Democrats Who Defected in Gun Vote
WASHINGTON (AP) _ Most of the 45 House Democrats who bucked their party by voting to loosen background checks at gun shows hail from districts with lots of hunters or other conservative voters.
They’re much more likely than other Democrats to have received donations from the National Rifle Association. And some had to stave off strong Republican challenges last fall.
``Democrats are reflecting, in many of these cases, their constituents and their districts,″ said Democratic political consultant Peter Fenn.
The bill that carried the divisive amendment ultimately failed in the House on Friday, but the battle over the amendment suggests that many Democrats learned a lesson from the 1994 election.
That year, the NRA and other gun groups helped the GOP capture the House for the first time in 40 years in part by hammering Democrats for votes to ban assault-style firearms and to give authorities up to five days to check backgrounds on those seeking to buy handguns.
At the same time, 37 of the 45 Democrats who defected on the gun show amendment later voted with their party to defeat the larger bill, which Democratic leaders said didn’t go far enough to control guns.
The 45 party defectors were led by Rep. John Dingell of Michigan, who sponsored the amendment that would have loosened some existing restrictions on firearms sales at gun shows. An avid hunter and former NRA board member, Dingell once described agents of the Bureau of Alcohol, Tobacco and Firearms as ``jackbooted American fascists.″
Although Dingell’s district is mostly suburbs south of Detroit, hunting is popular throughout the state.
Most of the Democratic defectors regularly oppose gun control measures.
Among the dissenters were most of the House’s ``blue dog″ group of conservative Democrats, including four of the five Democrats who voted to impeach President Clinton last December: Reps. Charles Stenholm and Ralph Hall of Texas, Virgil Goode of Virginia and Gene Taylor of Mississippi. The fifth, Paul McHale of Pennsylvania, did not seek re-election in November.
``Those of us in the South and in Texas, especially in rural areas, have a different perspective than those of us that come, for example, from urban areas in the Northeast,″ said Rep. Max Sandlin, D-Texas, who supported the Dingell amendment. ``We see it as a heritage, a connection to family history.″
But it’s not just regional. In addition to Dingell, from Michigan, the defectors included Rep. David Obey of Wisconsin, who earned a 95 percent approval rating from the liberal Americans for Democratic Action in 1998. Obey, who represents Wisconsin’s most rural district, also voted against the ``Brady bill″ background checks on handgun buyers in 1993 and the assault-style firearms ban in 1994. He voted for an unsuccessful GOP attempt to repeal that ban in 1996.
Only one Democrat who supported the NRA-backed amendment, Rep. James Traficant of Ohio, voted to keep the assault-style firearms ban in 1996.
The Democratic defectors include many in competitive districts, such as Reps.

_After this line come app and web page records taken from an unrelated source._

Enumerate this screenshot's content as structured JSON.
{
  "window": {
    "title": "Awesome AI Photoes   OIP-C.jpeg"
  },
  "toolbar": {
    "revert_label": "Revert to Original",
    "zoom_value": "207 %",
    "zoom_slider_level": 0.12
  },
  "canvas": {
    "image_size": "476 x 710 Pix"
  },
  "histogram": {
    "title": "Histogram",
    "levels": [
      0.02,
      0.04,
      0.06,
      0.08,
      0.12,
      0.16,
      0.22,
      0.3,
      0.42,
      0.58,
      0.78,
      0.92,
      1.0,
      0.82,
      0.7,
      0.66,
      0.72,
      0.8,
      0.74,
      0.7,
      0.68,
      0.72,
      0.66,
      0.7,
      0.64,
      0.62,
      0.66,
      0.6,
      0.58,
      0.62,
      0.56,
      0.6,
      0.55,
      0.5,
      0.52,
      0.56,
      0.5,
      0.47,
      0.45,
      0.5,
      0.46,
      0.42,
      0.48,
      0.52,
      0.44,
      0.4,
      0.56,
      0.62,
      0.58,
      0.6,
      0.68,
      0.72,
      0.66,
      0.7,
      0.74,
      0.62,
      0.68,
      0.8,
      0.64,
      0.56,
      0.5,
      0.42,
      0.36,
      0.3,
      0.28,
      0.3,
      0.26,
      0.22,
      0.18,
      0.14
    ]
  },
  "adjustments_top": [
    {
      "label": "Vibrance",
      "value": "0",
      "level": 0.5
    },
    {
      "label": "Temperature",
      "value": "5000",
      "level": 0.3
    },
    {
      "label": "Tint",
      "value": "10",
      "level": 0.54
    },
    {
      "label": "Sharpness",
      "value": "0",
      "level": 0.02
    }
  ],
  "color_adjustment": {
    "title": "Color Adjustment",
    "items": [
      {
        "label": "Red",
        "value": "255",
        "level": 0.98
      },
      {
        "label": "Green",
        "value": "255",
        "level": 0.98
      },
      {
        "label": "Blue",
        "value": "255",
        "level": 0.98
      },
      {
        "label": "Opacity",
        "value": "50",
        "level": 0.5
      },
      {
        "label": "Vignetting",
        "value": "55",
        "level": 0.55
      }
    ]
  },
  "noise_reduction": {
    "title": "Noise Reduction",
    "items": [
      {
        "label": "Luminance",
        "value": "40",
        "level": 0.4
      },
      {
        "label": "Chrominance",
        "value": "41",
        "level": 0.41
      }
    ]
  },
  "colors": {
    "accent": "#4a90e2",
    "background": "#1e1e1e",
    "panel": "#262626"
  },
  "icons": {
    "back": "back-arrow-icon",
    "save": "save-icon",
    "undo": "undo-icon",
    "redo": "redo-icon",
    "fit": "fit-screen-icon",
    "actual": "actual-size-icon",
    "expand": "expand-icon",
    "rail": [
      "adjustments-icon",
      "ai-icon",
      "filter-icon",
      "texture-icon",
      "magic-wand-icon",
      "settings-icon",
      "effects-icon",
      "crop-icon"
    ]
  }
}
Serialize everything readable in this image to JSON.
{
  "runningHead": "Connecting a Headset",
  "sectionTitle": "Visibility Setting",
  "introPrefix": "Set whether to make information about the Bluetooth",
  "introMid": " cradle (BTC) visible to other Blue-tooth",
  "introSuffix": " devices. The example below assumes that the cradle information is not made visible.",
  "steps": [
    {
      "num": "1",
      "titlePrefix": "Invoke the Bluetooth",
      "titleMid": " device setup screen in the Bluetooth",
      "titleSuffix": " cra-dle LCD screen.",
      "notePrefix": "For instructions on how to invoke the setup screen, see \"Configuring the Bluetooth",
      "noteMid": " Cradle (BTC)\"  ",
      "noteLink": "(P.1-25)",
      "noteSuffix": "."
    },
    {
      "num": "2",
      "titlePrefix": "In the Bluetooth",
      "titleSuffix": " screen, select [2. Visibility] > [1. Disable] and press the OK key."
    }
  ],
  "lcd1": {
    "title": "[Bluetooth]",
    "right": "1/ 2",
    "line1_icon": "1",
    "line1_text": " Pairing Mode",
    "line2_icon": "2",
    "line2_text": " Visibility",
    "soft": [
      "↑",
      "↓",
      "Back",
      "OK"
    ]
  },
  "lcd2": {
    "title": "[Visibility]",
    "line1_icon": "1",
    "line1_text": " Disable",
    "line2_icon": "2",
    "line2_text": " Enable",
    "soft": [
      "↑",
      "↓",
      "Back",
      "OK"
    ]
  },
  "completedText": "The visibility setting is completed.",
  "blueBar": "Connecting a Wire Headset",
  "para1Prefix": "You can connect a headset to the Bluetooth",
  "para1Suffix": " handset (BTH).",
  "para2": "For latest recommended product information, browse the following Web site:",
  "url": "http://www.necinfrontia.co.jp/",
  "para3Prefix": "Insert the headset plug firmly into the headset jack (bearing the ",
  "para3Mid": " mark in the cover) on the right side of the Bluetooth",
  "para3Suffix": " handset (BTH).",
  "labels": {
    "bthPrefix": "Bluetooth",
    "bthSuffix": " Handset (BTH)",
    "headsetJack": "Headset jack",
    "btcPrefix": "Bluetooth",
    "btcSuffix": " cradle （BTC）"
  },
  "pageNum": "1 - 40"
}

Leonard Boswell of Iowa and Ted Strickland of Ohio, as well as freshmen Ken Lucas of Kentucky and Ronnie Shows of Mississippi.
The NRA has been generous to congressional campaigns. In the last election, its political action committee gave $1.6 million, 13th highest among all PACs, and the NRA spent more than $1 million on its own efforts to support or oppose particular congressional candidates.
Of the 31 Democrats who received NRA contributions in the last two years, 30 supported the gun show amendment.
The only Democratic holdout was Rep. Bart Stupak of Michigan, an NRA member and former state trooper who normally backs gun owners.
``If you’re going to have a check system, then it has to apply equally to everybody,″ said Stupak, who got $6,450 from the NRA. ``If you buy a gun, whether you buy it down the street or at a gun show, you’re subject to the same law. I think that’s fair. I’m not restricting anybody’s rights.″